*** Block opens ***

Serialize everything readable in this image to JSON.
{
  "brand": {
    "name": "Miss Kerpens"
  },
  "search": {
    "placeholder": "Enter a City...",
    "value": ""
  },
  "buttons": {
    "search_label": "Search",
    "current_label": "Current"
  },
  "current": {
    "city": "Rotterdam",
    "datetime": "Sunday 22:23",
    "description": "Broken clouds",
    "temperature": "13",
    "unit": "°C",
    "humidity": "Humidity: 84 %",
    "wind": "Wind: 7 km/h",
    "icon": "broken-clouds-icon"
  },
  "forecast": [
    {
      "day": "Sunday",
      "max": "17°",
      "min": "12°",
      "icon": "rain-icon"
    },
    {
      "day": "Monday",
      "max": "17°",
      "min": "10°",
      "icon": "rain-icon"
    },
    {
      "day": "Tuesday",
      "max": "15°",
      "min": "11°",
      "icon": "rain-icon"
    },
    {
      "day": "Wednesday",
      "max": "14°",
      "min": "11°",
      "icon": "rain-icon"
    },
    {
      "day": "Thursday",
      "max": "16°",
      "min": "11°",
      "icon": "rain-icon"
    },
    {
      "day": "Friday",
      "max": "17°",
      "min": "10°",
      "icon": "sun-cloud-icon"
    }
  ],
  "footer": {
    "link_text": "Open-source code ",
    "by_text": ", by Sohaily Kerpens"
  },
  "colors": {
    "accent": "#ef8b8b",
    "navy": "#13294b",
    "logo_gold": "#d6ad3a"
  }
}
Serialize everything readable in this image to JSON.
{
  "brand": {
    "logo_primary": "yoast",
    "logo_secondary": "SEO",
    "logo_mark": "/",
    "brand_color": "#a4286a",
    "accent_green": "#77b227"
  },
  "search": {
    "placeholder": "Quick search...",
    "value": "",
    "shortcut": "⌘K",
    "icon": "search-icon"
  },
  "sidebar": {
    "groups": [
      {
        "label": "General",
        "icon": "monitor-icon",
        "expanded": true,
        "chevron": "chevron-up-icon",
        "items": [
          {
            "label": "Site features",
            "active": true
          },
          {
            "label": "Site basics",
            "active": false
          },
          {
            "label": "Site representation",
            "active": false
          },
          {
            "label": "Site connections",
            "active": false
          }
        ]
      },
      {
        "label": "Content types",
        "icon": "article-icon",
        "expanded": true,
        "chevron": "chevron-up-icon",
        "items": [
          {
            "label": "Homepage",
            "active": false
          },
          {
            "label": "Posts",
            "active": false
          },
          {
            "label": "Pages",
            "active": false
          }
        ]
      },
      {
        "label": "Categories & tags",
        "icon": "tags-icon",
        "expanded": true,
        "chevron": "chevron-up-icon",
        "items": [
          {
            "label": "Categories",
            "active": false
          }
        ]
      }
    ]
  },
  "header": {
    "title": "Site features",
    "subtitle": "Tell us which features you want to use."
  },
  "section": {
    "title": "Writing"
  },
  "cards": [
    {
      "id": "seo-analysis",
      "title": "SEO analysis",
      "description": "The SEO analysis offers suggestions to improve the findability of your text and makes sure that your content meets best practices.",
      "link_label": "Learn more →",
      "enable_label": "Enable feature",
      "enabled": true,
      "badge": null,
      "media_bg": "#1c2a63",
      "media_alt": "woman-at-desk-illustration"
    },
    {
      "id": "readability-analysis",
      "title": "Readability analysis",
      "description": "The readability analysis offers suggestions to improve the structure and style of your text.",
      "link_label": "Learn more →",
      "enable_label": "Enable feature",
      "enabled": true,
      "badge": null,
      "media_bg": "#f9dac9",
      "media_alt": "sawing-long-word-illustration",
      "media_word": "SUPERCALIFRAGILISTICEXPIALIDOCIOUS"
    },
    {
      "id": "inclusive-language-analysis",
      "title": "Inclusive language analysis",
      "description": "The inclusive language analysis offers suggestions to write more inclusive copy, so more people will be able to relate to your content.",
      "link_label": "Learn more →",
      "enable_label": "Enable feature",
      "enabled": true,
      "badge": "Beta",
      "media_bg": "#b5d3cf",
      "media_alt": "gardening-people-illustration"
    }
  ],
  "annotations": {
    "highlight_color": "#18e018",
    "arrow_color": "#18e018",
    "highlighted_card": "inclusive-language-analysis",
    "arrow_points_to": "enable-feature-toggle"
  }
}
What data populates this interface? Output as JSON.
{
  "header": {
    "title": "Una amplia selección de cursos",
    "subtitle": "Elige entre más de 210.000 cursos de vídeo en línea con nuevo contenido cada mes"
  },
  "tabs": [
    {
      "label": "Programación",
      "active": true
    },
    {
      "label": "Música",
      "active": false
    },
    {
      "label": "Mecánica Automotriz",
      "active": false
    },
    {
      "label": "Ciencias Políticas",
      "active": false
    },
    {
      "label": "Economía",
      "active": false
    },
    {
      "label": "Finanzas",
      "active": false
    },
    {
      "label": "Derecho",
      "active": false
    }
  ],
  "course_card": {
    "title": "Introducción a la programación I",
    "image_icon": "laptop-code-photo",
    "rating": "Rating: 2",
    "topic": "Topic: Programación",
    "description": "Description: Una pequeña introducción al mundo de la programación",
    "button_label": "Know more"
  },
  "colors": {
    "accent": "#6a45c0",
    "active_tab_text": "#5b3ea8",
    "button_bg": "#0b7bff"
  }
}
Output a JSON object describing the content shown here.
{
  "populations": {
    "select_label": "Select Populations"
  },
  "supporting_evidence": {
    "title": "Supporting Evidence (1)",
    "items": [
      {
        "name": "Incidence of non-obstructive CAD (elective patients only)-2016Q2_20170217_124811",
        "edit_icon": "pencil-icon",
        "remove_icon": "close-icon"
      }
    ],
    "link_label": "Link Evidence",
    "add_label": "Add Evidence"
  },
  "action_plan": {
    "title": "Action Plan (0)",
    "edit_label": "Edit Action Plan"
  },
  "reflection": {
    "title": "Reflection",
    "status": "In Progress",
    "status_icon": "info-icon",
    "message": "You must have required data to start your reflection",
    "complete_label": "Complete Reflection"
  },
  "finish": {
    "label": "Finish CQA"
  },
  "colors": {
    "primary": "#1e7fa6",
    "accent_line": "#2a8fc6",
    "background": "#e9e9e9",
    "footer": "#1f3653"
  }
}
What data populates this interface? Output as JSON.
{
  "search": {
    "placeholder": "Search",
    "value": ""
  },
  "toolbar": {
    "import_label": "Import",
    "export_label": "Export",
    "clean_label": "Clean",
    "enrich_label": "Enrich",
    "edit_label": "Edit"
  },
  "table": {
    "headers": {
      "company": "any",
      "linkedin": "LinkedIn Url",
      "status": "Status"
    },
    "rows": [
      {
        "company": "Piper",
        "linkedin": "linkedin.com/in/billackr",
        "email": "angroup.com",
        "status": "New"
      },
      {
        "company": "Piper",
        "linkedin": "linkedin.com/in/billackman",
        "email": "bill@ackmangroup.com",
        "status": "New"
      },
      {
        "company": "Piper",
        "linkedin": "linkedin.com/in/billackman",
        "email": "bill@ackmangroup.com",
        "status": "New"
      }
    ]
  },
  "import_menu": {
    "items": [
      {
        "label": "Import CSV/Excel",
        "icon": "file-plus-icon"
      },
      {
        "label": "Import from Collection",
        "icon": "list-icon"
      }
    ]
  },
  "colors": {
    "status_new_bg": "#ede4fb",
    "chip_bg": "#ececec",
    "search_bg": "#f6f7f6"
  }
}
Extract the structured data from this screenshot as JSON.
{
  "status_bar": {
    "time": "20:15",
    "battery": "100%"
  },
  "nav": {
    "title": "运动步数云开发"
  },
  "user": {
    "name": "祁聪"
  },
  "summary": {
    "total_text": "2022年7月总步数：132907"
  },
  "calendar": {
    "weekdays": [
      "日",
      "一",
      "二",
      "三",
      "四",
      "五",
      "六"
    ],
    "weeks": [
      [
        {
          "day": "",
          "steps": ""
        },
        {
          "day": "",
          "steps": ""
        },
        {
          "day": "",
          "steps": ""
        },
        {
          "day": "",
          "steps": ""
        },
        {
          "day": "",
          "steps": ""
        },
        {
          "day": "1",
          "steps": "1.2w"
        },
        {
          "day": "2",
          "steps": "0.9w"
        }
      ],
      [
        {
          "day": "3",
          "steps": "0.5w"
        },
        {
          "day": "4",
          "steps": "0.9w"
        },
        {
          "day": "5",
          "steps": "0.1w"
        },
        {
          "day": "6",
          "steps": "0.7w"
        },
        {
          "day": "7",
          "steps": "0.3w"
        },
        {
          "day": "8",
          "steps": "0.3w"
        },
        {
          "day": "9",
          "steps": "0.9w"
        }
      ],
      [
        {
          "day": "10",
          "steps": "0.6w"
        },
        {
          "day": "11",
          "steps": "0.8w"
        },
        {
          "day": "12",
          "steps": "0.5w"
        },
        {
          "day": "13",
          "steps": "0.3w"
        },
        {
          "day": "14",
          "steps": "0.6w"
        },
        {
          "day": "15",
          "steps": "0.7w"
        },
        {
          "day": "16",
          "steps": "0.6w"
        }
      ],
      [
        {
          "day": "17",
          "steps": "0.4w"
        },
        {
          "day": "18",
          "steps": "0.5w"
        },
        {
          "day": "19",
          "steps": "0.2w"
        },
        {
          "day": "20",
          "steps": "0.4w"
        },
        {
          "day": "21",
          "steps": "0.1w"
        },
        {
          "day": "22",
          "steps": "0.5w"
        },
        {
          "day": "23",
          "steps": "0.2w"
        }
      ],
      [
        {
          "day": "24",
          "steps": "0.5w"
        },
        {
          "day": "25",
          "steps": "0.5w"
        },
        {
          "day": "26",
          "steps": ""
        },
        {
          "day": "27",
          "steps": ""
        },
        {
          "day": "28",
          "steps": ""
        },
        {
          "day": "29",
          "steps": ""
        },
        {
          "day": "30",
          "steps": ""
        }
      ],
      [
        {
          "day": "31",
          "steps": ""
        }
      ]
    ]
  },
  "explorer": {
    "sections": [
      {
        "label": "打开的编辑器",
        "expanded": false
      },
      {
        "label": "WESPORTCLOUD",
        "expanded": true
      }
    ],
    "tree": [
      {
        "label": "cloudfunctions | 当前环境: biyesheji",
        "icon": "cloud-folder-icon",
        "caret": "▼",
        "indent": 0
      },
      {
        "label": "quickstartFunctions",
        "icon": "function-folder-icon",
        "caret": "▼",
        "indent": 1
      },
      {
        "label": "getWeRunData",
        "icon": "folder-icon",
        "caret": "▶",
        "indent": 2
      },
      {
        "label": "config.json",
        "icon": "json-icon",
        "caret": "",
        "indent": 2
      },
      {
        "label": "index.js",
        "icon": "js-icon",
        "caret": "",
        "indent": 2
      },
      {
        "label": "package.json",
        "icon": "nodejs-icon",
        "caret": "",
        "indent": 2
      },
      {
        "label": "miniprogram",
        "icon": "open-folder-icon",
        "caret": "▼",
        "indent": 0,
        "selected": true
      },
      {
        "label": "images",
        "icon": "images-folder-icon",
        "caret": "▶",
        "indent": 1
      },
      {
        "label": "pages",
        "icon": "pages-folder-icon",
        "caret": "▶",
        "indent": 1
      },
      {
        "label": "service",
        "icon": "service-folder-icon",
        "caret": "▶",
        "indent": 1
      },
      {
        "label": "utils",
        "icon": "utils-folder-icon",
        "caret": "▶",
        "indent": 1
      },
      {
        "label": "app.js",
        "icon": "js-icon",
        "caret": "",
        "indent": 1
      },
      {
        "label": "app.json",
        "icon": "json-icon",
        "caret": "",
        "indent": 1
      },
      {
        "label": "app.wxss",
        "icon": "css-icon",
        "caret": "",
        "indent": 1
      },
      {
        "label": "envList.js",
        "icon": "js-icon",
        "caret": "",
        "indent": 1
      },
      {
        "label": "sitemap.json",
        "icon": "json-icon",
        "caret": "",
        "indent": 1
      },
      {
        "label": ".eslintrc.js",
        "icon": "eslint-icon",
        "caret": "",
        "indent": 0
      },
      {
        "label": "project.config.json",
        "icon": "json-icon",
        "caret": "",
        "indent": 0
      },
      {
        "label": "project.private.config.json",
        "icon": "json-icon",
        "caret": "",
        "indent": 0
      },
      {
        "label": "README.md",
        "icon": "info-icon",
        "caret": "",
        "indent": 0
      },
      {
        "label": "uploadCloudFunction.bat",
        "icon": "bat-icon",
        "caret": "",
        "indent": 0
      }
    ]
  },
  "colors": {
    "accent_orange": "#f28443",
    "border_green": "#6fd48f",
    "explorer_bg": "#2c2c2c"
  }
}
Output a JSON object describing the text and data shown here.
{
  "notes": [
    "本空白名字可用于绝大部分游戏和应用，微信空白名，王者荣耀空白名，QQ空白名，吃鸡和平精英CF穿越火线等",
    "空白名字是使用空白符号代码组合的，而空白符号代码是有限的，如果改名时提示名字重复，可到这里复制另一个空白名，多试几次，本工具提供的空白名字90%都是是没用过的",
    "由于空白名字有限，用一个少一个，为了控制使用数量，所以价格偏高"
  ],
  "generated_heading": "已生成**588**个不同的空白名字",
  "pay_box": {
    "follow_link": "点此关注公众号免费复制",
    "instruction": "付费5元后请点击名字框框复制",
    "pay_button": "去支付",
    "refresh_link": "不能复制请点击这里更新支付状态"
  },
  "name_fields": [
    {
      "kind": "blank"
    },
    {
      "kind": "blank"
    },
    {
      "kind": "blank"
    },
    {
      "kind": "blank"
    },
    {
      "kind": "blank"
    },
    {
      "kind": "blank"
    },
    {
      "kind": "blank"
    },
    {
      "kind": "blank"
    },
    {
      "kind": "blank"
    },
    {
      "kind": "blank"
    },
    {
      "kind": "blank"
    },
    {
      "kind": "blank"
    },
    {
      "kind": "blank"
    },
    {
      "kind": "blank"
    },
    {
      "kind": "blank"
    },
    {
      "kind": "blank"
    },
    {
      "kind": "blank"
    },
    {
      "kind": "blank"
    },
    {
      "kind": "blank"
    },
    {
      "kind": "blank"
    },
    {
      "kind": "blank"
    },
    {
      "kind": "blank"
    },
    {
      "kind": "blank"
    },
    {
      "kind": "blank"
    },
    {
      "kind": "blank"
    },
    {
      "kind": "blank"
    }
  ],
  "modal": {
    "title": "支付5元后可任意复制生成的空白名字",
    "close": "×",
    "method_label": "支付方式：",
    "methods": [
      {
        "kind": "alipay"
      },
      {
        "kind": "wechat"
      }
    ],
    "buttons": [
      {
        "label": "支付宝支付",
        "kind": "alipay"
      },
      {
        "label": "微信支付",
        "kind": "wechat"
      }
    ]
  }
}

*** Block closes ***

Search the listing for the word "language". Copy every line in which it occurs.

RESPONSE BOX>
      "id": "inclusive-language-analysis",
      "title": "Inclusive language analysis",
      "description": "The inclusive language analysis offers suggestions to write more inclusive copy, so more people will be able to relate to your content.",
    "highlighted_card": "inclusive-language-analysis",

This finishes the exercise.